Our middle son has Asperger’s and sensory issues and speech and language issues and anxiety, and…and…the list seems endless sometimes. It’s really hard to plan a vacation or a getaway, as I’m sure a lot of you know, because of the anxiety that it brings for the child with special needs. The first time we went up to this cabin, everyone had a blast and it was a nice week away. As we pondered a 2nd trip, I decided to plan more outings and things to do so it felt more like a vacation rather than a getaway. Last Christmas when we went, we didn’t plan much as we’d had some very intense weeks just before Christmas and we really wanted more of a hibernation, rather than a getaway or a vacation. But with each subsequent trip to this cabin, I was afraid the kids would get bored & find it more of a mundane trip.
How very wrong I was! It turns out that they liked the limited availability of things to do. The first two days we were there last winter were basically pajama days. None of the kids wanted to get dressed – a sign to me that they were, indeed, exhausted. This cabin has a TV but only to play videos or DVDs so we watched a lot of movies that we didn’t have time for over the year and especially over the Christmas season. The absence of noise, hustle and bustle, and routine was just what our little son needed. He relished the quiet walks around the campground, he seemed to love the quiet drives on our elk-spotting adventures. He loved running up and down the hills and along the gravel paths during the walks with the dogs. He read books, he transformed toys, he played video games, he interacted with us in such appropriate ways.
The very first time we went to the cabin, I told my husband I’d go…IF…. See, camping is not my thing, and as we hadn’t been there before, I didn’t really know what to expect. I agreed to go, IF he agreed to do a lot of the “work” – you know, gathering wood, starting fires, entertaining kids. I didn’t want a vacation where I had to do all the work. Well true to his word, he organized all the outings, he kept track of all 3 kids while walking through the Grand Canyon of Pennsylvania, he made sure they all had turns at the lookout posts to see out over the canyon. He taught them fire safety around the campfires, he read, he snuggled, he walked the dogs with the kids.
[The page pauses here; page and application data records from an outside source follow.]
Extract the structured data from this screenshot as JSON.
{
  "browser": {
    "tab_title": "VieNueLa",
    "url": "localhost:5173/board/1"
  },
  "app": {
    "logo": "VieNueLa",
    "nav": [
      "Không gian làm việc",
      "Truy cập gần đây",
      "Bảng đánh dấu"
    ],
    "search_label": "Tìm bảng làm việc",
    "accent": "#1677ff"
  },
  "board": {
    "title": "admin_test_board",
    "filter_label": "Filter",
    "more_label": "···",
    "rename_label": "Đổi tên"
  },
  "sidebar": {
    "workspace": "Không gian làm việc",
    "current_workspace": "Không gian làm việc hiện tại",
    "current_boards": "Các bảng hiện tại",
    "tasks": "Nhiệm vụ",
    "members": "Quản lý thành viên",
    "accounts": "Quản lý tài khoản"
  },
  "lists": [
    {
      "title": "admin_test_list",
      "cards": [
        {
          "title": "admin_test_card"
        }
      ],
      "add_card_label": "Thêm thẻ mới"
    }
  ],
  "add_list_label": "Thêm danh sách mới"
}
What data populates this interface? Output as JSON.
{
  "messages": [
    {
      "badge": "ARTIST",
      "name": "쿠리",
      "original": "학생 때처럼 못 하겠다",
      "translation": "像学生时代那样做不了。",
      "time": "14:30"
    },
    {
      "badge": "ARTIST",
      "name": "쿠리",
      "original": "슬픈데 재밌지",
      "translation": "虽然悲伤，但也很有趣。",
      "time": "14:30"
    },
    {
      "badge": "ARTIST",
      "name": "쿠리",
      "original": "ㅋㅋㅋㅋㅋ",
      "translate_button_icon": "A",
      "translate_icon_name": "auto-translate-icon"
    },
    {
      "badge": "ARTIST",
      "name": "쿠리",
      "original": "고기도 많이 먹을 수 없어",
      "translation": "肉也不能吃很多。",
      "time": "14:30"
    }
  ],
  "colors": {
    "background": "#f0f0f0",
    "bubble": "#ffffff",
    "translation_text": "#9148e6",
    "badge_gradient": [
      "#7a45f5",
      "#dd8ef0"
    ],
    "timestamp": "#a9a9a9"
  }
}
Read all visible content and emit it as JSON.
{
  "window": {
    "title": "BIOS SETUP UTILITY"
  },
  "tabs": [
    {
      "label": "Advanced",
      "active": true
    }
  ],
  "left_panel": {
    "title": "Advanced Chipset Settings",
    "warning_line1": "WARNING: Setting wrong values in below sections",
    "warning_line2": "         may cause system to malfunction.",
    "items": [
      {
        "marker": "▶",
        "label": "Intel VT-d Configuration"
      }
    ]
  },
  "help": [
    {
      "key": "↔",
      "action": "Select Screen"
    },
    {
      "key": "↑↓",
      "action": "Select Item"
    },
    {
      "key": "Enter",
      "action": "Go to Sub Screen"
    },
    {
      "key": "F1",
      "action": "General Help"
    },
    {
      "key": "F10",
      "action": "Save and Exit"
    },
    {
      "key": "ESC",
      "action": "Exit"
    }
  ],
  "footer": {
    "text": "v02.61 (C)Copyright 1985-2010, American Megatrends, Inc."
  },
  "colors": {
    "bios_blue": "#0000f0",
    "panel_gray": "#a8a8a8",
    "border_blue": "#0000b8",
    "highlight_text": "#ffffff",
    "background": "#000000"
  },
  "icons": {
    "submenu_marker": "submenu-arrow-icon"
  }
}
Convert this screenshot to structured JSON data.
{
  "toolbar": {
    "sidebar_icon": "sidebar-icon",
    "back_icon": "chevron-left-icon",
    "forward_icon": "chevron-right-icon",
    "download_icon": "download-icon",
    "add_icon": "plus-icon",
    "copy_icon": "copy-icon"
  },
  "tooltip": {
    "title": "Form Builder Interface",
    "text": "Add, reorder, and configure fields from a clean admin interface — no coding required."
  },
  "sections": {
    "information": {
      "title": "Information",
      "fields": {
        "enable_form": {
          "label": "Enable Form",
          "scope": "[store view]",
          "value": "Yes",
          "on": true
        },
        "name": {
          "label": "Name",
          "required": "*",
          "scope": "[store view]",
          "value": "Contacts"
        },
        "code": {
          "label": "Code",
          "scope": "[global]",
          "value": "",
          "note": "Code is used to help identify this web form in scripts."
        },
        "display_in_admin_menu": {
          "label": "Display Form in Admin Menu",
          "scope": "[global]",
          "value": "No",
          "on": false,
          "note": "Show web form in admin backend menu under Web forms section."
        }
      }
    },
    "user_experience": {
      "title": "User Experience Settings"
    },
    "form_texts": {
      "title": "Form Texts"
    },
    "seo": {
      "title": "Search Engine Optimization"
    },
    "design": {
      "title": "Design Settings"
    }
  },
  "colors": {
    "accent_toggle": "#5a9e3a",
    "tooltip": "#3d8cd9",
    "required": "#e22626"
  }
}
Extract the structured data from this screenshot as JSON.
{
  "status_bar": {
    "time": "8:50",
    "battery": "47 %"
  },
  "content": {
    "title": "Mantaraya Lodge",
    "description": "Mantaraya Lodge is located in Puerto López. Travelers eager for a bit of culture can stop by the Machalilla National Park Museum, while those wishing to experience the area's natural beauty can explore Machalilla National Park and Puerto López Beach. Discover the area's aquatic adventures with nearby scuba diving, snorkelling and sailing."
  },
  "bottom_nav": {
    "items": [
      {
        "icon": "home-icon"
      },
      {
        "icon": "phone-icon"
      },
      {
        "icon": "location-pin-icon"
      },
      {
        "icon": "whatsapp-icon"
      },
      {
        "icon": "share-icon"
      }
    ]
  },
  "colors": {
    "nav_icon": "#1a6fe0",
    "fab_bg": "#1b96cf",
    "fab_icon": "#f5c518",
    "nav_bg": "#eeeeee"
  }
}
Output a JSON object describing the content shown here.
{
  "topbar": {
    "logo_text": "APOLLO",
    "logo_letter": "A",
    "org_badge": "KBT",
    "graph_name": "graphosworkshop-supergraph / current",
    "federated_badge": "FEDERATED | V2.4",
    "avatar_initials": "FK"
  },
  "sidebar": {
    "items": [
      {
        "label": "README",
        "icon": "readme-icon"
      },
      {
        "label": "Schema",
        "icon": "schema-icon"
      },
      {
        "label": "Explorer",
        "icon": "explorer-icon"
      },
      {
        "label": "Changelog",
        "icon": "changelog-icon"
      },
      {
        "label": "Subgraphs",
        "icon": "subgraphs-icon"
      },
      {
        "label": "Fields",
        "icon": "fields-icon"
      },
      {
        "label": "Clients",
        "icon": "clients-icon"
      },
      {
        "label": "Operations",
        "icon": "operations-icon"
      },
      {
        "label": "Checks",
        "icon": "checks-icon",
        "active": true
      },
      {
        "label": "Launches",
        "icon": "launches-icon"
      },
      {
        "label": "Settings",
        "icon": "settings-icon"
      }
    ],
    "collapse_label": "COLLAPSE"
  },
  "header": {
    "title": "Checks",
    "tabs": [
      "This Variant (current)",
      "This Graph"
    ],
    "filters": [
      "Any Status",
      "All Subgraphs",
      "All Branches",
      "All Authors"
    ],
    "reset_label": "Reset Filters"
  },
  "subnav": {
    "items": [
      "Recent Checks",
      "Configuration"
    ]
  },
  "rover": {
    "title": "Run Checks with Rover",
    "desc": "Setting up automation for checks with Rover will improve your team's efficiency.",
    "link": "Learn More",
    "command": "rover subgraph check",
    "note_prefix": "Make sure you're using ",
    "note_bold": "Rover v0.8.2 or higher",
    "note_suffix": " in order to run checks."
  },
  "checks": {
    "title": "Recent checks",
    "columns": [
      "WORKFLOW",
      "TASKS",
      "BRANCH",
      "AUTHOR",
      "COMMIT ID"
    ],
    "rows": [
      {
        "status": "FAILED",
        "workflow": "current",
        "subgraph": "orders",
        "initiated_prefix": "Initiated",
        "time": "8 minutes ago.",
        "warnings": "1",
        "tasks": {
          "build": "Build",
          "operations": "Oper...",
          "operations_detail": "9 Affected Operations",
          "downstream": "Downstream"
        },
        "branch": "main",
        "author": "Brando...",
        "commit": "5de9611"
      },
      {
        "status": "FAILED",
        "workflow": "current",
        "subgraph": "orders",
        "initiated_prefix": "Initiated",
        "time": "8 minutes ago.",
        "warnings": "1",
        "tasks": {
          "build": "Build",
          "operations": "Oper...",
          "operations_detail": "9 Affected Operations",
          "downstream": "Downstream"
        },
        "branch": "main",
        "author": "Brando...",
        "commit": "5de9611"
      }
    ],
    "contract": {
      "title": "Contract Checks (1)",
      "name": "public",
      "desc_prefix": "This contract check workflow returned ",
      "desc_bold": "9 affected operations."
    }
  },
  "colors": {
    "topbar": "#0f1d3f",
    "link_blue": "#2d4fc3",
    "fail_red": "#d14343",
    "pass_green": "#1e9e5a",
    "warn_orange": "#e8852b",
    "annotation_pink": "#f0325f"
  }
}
And me? I was bored. Yes, really. I hate to admit it. I didn’t take enough books. I didn’t figure I’d have so much free time. Last winter we did puzzles – about 5 of them! Tim & I would get the kids started on a puzzle, let them work on it through the day and we’d finish it at night. I watched movies, listened to music, and struggled through the lack of Internet (no access unless you’re in the camp office and I didn’t intend to spend my vacation in there). I think a lot of the issue, for me, is that this trip truly gives me a chance to STOP and rest. In the stopping, there’s the internal realization of just how busy we are, and just how tired I am, and just how exhausted the kids seem. Last year, I was hesitant to rest. I didn’t want it to seem like I was “checking out” for the week. I’m an involved mom and I love my kids and my husband – I hate missing out on time with them. But I know the trip is refreshing and invigorating for my husband and our kids – especially our little guy. And so it’s okay if I take the time to rest and unwind.
This year, he asked again: “Should we go away this winter?” Flashbacks to campfires, hot cocoa, smiles, snuggly bedtimes, long walks, fresh air, a fun getaway that all our kids will enjoy, especially our son with all his needs. Since we home-school our kids we can be a little more flexible with travel time. So we’ve picked a time this winter and we’ll be heading up to the cabin again for a winter getaway. We’re looking forward to the escape and hibernation after holiday hustle and bustle, some time to just relax after things are undecorated and put away, and some time to enjoy the peace and quiet that this trip affords!
‘Tis the season of peace – we plan to take advantage of that by running away for a break!